[Component data from apps and pages]
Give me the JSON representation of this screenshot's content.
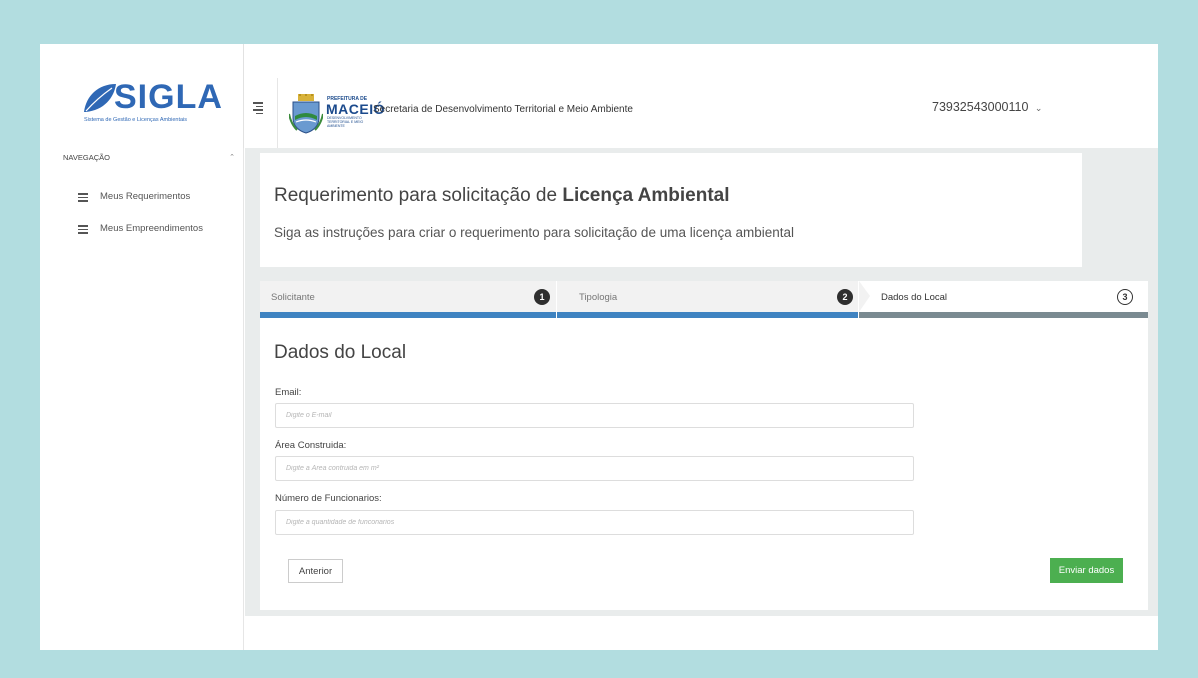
{
  "brand": {
    "logo_text": "SIGLA",
    "logo_subtitle": "Sistema de Gestão e Licenças Ambientais"
  },
  "header": {
    "prefeitura_small": "PREFEITURA DE",
    "prefeitura_big": "MACEIÓ",
    "prefeitura_tiny": "DESENVOLVIMENTO TERRITORIAL E MEIO AMBIENTE",
    "secretaria": "Secretaria de Desenvolvimento Territorial e Meio Ambiente",
    "user": "73932543000110"
  },
  "sidebar": {
    "heading": "NAVEGAÇÃO",
    "items": [
      {
        "label": "Meus Requerimentos"
      },
      {
        "label": "Meus Empreendimentos"
      }
    ]
  },
  "page": {
    "title_prefix": "Requerimento para solicitação de ",
    "title_bold": "Licença Ambiental",
    "subtitle": "Siga as instruções para criar o requerimento para solicitação de uma licença ambiental"
  },
  "wizard": {
    "steps": [
      {
        "label": "Solicitante",
        "number": "1",
        "state": "done"
      },
      {
        "label": "Tipologia",
        "number": "2",
        "state": "done"
      },
      {
        "label": "Dados do Local",
        "number": "3",
        "state": "active"
      }
    ],
    "form_title": "Dados do Local",
    "fields": [
      {
        "label": "Email:",
        "placeholder": "Digite o E-mail"
      },
      {
        "label": "Área Construida:",
        "placeholder": "Digite a Área contruida em m²"
      },
      {
        "label": "Número de Funcionarios:",
        "placeholder": "Digite a quantidade de funconarios"
      }
    ],
    "prev_label": "Anterior",
    "submit_label": "Enviar dados"
  },
  "colors": {
    "background": "#b2dde0",
    "brand_blue": "#2f68b5",
    "step_done": "#3f83c1",
    "step_active": "#7a8a91",
    "submit_green": "#4caf50"
  }
}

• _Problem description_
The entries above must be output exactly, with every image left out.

• _Solution to this problem_
Give me the JSON representation of this screenshot's content.
{
  "brand": {
    "logo_text": "SIGLA",
    "logo_subtitle": "Sistema de Gestão e Licenças Ambientais"
  },
  "header": {
    "prefeitura_small": "PREFEITURA DE",
    "prefeitura_big": "MACEIÓ",
    "prefeitura_tiny": "DESENVOLVIMENTO TERRITORIAL E MEIO AMBIENTE",
    "secretaria": "Secretaria de Desenvolvimento Territorial e Meio Ambiente",
    "user": "73932543000110"
  },
  "sidebar": {
    "heading": "NAVEGAÇÃO",
    "items": [
      {
        "label": "Meus Requerimentos"
      },
      {
        "label": "Meus Empreendimentos"
      }
    ]
  },
  "page": {
    "title_prefix": "Requerimento para solicitação de ",
    "title_bold": "Licença Ambiental",
    "subtitle": "Siga as instruções para criar o requerimento para solicitação de uma licença ambiental"
  },
  "wizard": {
    "steps": [
      {
        "label": "Solicitante",
        "number": "1",
        "state": "done"
      },
      {
        "label": "Tipologia",
        "number": "2",
        "state": "done"
      },
      {
        "label": "Dados do Local",
        "number": "3",
        "state": "active"
      }
    ],
    "form_title": "Dados do Local",
    "fields": [
      {
        "label": "Email:",
        "placeholder": "Digite o E-mail"
      },
      {
        "label": "Área Construida:",
        "placeholder": "Digite a Área contruida em m²"
      },
      {
        "label": "Número de Funcionarios:",
        "placeholder": "Digite a quantidade de funconarios"
      }
    ],
    "prev_label": "Anterior",
    "submit_label": "Enviar dados"
  },
  "colors": {
    "background": "#b2dde0",
    "brand_blue": "#2f68b5",
    "step_done": "#3f83c1",
    "step_active": "#7a8a91",
    "submit_green": "#4caf50"
  }
}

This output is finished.